■ What you should do
Read through the material below and find each line that has the word "heading"; copy it.

** Provided information follows **

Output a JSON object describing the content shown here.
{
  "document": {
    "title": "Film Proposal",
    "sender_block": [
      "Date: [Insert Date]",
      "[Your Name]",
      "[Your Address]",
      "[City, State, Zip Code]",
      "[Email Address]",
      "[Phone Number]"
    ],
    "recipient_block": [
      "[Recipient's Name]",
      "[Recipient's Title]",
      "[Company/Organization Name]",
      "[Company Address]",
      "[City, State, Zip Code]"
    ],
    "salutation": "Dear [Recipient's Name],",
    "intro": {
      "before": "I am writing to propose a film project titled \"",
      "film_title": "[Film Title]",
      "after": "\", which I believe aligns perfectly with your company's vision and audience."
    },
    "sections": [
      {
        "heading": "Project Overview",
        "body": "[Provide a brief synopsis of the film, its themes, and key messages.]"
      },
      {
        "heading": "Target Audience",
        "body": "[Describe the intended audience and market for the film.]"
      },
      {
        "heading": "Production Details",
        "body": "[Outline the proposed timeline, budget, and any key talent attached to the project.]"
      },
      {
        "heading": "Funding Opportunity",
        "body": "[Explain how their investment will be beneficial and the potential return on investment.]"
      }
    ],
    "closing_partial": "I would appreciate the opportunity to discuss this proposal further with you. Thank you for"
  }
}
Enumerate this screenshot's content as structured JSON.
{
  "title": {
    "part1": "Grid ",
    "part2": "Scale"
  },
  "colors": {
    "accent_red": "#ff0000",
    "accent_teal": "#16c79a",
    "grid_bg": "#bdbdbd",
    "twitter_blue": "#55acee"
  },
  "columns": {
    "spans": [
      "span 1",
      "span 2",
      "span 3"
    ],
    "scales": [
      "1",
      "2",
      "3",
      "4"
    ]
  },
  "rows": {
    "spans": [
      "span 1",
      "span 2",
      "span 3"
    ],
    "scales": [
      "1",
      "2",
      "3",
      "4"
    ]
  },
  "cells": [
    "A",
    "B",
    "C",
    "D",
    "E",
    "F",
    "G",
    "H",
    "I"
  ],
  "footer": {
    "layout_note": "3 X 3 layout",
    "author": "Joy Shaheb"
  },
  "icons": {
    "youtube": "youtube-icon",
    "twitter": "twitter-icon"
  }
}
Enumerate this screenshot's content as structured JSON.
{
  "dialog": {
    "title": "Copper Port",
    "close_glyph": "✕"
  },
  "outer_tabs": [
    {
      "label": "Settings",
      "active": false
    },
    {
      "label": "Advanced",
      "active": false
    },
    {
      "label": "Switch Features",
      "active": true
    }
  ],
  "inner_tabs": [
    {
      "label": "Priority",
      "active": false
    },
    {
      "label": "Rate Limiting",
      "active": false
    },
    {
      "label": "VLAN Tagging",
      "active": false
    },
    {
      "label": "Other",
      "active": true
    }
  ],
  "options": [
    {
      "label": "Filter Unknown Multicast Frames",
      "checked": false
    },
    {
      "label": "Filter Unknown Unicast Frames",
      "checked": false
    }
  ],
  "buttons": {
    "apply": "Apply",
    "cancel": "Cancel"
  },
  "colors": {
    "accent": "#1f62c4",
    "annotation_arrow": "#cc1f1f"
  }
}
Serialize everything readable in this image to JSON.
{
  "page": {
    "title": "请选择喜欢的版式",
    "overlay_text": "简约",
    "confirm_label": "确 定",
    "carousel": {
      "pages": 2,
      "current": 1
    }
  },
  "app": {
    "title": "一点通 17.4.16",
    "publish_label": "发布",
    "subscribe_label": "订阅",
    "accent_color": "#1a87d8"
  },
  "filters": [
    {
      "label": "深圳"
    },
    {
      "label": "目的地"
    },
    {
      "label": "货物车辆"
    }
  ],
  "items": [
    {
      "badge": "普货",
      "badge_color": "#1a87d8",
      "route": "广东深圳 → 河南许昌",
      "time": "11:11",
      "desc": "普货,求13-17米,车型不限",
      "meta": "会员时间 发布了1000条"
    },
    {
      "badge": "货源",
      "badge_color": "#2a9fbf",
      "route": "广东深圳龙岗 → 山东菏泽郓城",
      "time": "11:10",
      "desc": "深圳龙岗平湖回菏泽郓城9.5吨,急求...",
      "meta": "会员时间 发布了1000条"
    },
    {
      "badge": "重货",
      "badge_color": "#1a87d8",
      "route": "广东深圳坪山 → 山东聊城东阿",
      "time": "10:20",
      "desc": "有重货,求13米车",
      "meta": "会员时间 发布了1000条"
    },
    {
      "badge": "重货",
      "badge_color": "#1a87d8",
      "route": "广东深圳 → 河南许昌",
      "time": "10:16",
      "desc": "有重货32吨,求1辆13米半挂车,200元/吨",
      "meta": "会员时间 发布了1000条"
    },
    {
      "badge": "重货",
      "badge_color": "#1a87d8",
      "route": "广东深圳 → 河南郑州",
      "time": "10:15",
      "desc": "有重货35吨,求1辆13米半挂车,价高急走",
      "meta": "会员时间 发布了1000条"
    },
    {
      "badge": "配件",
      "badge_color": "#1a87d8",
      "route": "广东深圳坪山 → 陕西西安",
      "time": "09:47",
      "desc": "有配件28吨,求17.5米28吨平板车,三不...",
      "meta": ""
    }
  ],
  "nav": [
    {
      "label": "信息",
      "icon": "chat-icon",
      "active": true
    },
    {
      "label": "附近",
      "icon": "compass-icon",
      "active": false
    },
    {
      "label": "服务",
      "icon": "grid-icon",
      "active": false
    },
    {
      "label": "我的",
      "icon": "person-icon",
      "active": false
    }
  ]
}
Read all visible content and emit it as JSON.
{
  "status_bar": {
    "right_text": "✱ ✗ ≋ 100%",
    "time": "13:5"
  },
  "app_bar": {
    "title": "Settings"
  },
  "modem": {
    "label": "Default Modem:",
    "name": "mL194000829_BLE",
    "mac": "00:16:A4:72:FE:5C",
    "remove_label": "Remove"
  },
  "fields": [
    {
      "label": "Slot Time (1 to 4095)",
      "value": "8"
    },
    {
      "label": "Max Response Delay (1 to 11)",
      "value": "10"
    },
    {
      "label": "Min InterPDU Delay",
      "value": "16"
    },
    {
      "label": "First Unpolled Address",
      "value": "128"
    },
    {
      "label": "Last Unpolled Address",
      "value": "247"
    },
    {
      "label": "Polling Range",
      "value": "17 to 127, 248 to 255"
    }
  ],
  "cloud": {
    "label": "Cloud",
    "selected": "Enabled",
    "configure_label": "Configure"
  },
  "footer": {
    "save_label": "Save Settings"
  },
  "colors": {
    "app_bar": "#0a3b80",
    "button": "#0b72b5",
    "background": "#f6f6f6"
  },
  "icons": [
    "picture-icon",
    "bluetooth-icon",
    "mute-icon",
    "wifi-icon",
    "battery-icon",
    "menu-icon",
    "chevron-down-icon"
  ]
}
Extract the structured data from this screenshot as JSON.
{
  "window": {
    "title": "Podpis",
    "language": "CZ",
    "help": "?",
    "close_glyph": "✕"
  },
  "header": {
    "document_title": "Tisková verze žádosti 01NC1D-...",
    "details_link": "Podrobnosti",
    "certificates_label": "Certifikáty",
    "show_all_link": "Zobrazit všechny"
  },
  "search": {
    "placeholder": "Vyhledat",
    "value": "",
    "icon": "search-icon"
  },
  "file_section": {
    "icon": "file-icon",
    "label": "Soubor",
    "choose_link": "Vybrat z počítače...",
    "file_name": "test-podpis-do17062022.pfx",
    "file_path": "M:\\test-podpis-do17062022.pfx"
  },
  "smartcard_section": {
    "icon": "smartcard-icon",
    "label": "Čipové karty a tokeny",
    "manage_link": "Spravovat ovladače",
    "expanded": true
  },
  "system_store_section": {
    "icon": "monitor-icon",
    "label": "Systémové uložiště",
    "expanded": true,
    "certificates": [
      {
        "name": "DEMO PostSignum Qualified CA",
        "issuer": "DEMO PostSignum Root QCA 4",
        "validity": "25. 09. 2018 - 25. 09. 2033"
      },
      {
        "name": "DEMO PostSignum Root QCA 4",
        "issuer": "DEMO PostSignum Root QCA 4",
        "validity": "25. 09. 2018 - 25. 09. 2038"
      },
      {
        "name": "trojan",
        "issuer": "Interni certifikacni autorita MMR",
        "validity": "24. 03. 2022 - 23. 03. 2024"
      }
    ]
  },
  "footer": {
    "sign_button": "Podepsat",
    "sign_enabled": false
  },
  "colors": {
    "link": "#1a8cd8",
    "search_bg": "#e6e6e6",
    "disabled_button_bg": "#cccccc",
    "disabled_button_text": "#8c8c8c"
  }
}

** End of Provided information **

■ Worked solution
        "heading": "Project Overview",
        "heading": "Target Audience",
        "heading": "Production Details",
        "heading": "Funding Opportunity",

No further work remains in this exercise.